Komives and Varhelyi v Hick Lane Bedding Limited (in administration) v Am Trust Europe Limited [24.11.21]
This case features a successful avoidance of an employers’ liability (EL) policy on grounds of misrepresentation and non-disclosure, in a case involving labour trafficking, in which Geoffrey Brown, instructed by Rachel Moore of Kennedys, acted for the insurers. In a judgment handed down today, a High Court Judge has dismissed an appeal against the original decision upholding insurers’ right to avoid and rejected an attempt to impugn the same under the Insurance Conduct of Business Sourcebook (ICOBS).
The facts of the case involved labour trafficking, with the Claimants having been used by the insured to supplement their labour force in an otherwise reputable business. The EL insurers avoided cover by reason of the undisclosed trafficking. The victims sought to make a claim against them, relying on the Third Party (Rights against Insurers) Act 1930 (although the position would have been much the same, had the 2010 Act applied instead).
A trial of preliminary issues took place in March 2020 before Master Davison, who held that the insurers were entitled to avoid the policy and that they were not precluded from resisting the Claimants’ claims by Rule 8.1.1(3) of ICOBS, which states that an insurer must: “not unreasonably reject a claim (including by terminating or avoiding a policy)”.
In a detailed judgment, Mrs Justice May DBE has dismissed an appeal brought by the Claimants on the basis that (so it was argued) the ICOBS Rule precluded rejection of their claim.
The Judge accepted that the essential function of the Rule is to impose a process requirement regulating how an insurer is to deal with a claim (aside from the limited and specific respects in which a contrary intention is expressed).
She also rejected the argument that the test of unreasonable conduct in ICOBS Rule 8.1.1(3) is a broad one, extending beyond the insured and insurer, such that it could benefit Claimants under the rights against insurers legislation.

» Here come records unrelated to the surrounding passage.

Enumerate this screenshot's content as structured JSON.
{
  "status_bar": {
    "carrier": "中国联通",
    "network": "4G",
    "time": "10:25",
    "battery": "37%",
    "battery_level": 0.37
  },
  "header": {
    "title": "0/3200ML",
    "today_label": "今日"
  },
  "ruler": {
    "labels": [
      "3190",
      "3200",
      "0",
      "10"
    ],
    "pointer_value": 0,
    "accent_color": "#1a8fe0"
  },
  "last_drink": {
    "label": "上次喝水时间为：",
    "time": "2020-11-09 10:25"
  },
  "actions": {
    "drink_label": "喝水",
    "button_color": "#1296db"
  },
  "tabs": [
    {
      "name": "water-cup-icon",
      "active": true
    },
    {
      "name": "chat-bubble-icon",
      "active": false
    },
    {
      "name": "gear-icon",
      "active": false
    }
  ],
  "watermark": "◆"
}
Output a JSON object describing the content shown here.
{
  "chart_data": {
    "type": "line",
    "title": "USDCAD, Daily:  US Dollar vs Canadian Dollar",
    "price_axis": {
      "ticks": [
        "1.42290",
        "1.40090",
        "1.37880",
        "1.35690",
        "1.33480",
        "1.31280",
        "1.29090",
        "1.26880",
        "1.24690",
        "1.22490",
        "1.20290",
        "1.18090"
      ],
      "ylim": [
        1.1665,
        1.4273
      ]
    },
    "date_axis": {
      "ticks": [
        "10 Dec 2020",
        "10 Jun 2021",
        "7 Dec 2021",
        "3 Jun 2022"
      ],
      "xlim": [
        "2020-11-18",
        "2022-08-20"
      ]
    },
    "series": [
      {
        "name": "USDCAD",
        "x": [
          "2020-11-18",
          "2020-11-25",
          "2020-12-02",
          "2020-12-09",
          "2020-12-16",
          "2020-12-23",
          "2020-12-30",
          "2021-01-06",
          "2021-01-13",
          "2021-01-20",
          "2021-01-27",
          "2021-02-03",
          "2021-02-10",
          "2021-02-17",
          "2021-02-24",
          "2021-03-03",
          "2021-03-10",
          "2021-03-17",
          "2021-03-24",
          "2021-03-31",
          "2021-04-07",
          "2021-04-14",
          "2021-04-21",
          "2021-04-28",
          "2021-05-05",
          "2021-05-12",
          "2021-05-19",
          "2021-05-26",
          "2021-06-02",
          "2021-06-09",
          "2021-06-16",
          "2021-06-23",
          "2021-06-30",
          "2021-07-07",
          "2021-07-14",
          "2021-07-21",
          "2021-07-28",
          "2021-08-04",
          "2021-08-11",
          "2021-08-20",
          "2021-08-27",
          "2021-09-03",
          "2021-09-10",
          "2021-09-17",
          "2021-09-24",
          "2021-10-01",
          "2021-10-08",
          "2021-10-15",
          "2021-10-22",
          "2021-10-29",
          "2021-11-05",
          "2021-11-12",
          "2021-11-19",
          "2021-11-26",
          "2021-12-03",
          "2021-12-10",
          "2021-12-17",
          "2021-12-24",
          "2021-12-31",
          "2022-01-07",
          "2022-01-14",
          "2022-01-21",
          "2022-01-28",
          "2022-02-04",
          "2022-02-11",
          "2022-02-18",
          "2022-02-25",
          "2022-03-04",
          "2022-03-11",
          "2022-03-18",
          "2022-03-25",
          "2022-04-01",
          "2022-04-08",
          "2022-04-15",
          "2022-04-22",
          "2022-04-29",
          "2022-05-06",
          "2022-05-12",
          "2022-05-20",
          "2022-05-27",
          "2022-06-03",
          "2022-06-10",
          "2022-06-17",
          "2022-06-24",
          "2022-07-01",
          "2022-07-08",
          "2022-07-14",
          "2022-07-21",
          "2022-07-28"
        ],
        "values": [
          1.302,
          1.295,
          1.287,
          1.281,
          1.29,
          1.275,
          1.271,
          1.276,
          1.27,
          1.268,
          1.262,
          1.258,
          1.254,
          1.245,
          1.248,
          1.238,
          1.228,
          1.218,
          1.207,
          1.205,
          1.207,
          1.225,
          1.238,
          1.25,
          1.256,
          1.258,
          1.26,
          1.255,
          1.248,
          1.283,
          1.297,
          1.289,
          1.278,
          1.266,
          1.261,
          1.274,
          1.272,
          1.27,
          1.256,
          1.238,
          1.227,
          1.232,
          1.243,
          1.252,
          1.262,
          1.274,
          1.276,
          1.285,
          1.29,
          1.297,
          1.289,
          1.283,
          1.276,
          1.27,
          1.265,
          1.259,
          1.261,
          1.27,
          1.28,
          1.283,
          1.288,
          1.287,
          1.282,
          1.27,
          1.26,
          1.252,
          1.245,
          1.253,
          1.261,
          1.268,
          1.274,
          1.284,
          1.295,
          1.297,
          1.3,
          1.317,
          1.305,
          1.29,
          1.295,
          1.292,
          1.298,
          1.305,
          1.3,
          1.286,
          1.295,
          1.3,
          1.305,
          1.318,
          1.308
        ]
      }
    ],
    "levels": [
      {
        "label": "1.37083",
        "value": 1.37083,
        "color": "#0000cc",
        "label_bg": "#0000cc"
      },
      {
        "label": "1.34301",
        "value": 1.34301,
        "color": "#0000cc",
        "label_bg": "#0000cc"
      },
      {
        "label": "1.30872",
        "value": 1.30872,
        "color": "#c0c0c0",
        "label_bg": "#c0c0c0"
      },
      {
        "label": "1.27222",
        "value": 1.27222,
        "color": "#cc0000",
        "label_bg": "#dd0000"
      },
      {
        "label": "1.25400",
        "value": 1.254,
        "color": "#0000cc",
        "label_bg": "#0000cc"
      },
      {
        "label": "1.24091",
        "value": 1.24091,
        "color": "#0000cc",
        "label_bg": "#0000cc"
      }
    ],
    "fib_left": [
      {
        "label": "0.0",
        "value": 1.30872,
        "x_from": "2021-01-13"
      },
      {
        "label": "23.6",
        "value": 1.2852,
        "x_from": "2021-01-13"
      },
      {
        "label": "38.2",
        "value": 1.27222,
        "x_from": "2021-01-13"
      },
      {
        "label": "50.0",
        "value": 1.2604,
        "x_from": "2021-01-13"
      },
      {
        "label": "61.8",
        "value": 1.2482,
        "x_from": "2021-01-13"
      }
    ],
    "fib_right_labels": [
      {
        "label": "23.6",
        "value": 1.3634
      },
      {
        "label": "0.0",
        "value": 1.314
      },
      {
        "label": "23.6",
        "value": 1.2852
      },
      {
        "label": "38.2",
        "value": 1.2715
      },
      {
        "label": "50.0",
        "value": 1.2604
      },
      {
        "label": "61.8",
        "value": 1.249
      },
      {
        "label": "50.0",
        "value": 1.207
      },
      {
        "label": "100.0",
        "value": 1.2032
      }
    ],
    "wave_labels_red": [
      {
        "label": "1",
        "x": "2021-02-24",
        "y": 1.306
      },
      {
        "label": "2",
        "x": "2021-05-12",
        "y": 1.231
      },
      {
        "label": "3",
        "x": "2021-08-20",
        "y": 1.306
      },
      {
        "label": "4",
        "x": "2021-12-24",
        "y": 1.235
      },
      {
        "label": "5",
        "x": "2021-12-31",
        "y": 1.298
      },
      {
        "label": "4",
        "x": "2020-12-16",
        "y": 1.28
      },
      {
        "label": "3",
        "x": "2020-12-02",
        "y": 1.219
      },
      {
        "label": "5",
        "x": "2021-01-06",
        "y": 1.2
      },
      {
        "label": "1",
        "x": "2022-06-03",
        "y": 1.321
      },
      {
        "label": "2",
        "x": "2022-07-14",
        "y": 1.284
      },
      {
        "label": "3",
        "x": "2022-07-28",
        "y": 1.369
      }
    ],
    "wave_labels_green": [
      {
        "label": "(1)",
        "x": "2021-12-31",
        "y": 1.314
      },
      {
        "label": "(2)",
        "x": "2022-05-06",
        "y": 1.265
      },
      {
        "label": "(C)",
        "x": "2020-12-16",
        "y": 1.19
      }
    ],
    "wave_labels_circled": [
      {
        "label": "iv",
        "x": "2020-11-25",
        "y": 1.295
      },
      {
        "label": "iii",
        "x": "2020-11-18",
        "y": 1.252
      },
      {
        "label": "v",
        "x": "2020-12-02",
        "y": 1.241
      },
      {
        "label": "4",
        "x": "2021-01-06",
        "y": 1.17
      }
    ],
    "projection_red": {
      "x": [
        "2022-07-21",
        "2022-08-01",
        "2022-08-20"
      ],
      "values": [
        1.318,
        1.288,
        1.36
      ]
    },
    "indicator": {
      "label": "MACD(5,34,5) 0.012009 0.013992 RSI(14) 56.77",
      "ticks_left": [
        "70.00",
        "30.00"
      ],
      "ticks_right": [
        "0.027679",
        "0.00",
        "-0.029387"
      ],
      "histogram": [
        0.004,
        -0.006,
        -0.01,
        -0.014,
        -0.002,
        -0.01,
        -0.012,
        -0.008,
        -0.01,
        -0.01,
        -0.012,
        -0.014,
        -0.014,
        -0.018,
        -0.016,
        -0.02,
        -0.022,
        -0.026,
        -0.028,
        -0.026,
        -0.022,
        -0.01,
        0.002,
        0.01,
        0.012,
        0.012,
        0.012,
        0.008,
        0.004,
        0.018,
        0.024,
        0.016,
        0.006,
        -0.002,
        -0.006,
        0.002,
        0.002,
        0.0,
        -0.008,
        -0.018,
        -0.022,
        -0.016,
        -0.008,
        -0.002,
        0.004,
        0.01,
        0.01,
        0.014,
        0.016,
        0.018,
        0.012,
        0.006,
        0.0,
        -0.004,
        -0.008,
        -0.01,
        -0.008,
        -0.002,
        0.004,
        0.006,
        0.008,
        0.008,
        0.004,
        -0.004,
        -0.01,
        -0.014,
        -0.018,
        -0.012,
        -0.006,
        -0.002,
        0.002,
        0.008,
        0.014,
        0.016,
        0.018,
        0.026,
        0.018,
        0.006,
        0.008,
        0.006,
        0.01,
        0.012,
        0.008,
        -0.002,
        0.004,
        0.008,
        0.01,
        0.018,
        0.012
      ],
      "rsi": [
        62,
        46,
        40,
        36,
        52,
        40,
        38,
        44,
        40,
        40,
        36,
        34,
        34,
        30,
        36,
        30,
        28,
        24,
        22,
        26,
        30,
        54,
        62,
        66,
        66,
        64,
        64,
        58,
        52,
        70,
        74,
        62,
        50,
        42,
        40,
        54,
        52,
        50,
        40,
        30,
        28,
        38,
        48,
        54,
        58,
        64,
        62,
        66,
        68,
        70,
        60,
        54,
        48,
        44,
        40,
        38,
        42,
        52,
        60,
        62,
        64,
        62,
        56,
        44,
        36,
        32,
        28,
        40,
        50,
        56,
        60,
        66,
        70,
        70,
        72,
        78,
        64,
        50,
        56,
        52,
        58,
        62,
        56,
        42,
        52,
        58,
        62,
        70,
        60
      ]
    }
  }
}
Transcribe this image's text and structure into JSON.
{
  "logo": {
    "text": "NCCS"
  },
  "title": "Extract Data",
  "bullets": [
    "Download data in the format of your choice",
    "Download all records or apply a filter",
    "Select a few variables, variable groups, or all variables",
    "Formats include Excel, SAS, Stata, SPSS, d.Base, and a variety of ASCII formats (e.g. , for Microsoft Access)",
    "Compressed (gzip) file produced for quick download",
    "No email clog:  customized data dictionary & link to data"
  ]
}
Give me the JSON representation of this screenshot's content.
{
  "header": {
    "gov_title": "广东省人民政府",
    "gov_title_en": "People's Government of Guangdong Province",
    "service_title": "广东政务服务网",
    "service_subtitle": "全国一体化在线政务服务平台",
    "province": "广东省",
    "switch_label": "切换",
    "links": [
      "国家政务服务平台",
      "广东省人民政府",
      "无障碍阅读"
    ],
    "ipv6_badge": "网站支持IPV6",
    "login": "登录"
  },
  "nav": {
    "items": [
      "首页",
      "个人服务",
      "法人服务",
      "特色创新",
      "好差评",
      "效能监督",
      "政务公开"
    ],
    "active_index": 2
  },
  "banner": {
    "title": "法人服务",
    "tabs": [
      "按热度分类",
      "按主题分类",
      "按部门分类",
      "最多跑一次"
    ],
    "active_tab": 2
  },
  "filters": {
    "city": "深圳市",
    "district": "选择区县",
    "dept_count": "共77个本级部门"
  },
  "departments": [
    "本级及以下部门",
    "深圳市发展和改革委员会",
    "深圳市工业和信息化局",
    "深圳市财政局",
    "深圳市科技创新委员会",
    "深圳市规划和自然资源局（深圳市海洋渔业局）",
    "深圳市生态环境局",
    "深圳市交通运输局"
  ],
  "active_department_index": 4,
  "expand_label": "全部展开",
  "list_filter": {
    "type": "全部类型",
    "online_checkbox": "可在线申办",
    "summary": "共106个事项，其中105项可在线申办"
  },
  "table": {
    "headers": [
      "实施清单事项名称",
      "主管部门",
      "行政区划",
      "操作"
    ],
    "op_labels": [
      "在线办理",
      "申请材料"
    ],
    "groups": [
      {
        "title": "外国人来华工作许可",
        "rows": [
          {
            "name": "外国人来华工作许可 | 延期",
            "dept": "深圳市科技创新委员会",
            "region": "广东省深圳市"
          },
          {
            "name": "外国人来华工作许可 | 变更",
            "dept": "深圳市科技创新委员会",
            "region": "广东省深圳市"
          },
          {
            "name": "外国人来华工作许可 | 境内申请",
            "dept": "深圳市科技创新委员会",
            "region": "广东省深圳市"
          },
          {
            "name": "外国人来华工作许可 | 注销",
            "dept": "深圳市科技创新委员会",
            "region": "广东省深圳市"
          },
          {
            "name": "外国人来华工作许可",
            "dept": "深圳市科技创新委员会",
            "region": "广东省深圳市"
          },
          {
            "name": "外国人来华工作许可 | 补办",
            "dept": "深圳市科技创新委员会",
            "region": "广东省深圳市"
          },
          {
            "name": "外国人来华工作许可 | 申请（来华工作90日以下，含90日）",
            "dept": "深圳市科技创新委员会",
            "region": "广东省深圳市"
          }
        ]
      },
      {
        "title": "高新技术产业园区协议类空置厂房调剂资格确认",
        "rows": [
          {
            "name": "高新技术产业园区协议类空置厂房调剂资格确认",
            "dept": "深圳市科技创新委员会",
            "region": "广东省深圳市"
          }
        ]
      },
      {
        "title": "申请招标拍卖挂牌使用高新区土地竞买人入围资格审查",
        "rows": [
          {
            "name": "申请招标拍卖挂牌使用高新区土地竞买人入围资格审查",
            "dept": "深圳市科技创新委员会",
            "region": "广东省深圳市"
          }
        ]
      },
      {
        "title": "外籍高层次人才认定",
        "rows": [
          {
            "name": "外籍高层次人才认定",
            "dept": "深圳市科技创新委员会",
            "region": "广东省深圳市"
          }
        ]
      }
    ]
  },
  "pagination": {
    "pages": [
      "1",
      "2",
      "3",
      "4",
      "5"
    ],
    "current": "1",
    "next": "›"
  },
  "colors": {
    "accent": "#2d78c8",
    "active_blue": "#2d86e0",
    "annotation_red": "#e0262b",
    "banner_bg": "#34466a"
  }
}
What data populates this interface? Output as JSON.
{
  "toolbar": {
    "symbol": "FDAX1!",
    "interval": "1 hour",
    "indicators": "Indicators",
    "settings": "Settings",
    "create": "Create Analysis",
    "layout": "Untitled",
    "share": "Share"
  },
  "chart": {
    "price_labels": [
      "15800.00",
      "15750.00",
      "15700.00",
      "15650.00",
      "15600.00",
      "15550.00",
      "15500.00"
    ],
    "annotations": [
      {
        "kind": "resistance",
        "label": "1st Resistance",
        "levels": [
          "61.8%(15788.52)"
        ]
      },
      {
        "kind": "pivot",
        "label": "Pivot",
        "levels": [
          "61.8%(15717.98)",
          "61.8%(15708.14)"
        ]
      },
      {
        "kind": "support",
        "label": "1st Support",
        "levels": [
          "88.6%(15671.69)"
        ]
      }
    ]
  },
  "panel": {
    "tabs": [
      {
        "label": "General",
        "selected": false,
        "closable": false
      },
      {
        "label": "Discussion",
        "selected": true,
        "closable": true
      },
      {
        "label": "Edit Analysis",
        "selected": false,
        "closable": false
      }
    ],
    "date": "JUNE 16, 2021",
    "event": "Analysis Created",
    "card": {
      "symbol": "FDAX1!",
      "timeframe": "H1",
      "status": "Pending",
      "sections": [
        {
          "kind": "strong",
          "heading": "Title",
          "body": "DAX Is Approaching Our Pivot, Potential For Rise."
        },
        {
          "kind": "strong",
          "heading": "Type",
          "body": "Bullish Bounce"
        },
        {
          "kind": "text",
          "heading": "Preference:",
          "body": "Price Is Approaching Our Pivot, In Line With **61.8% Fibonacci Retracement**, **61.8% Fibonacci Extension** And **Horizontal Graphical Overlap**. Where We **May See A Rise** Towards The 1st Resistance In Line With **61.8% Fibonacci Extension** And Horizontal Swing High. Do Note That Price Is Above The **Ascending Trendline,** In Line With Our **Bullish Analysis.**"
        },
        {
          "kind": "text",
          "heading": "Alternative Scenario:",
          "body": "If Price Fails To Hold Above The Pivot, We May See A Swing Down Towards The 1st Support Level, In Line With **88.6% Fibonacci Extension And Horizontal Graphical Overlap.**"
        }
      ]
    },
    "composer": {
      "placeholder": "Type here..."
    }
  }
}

Whilst the facts were out of the ordinary, the case serves as a useful reminder of the not always appreciated point that, on appropriate facts, an employers’ liability policy can be avoided by insurers, and it confirms that the applicable legal principles are not fundamentally changed by ICOBS.